Aust'n PM urged to build high-speed rail link between Sydney, Melbourne
Updated: 2016-03-17 15:08
MELBOURNE - Australia's Prime Minister Malcolm Turnbull will be approached to build a fast rail network to link the nation's two big cities, namely Sydney and Melbourne, in a meeting on Thursday.
A Melbourne-based consortium, Consolidated Land and Rail Australia, will unveil its plan before the PM to "reshape Australia" by constructing the very fast train (VFT) network between the two cities on the east coast.
Consolidated Land and Rail Australia director, Nicholas Cleary, told Fairfax Media that further details on the proposal would be released after their "unsolicited offer" to Turnbull.
The distance between Melbourne and Sydney is around 870 kilometers and the mooted VFT is expected to complete this journey in under three hours - as opposed to the current trip time of 11 hours.
However, Federal member of parliament John Alexander - who is familiar with the company's pitch as chair of a government committee currently researching transport innovation - said the idea involved privately buying-up land in regional towns and cities to lay down the tracks.
Alexander said the company, which is funded by a huge US-based investment group, was one of "three separate groups who are looking at similar ideas, of securing land in the corridor between Sydney and Melbourne".
"There are a number of groups that are looking at securing their own land at the current price, funding the infrastructure and then paying for it in the uplift of the properties," Alexander told Fairfax Media on Thursday.
A high-speed rail link to connect Sydney and Melbourne, the fifth-busiest commercial air route in the world, has been discussed in political circles since the 1990s.
The Liberal government, under then-PM John Howard, decided not to pursue the idea after research indicated the project could cost upwards of $3.4 billion in 2000.
By 2012, that price tag had ballooned out to around $85 billion, under the latest government proposal.

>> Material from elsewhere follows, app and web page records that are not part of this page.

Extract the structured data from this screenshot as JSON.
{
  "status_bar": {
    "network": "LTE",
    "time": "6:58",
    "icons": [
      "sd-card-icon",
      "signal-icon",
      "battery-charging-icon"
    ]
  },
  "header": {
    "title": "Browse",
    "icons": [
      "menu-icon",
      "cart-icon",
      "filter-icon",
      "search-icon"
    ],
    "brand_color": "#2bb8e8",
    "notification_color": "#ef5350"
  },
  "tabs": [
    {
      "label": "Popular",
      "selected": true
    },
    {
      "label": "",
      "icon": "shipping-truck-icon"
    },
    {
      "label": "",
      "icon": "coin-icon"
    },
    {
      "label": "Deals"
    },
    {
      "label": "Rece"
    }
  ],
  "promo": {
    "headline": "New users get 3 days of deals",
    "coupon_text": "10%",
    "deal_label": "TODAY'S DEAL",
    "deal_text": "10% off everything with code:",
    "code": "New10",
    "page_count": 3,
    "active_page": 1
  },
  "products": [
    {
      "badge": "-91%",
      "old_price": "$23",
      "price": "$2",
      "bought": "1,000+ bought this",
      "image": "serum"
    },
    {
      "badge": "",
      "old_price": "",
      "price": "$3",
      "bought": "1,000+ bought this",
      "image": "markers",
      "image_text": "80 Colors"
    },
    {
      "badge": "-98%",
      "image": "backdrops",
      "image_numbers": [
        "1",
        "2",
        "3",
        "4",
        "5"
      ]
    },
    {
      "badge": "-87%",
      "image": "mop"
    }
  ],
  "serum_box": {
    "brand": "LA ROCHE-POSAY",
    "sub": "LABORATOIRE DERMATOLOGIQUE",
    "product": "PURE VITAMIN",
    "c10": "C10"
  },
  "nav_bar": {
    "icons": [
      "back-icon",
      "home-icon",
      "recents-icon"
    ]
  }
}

That plan, however, also involved expanding the line to include the Queensland capital of Brisbane.
That same study identified Mittagong, Canberra, Wagga Wagga, Albury Wodonga and Shepparton as likely stops between Sydney and Melbourne.
Momentum to reinstate the major infrastructure project on Australia's political agenda has been growing in recent months.
In late February, Trade Minister Andrew Robb said it was time take Australia took its cue from China and built a similar network capable of connecting the cities.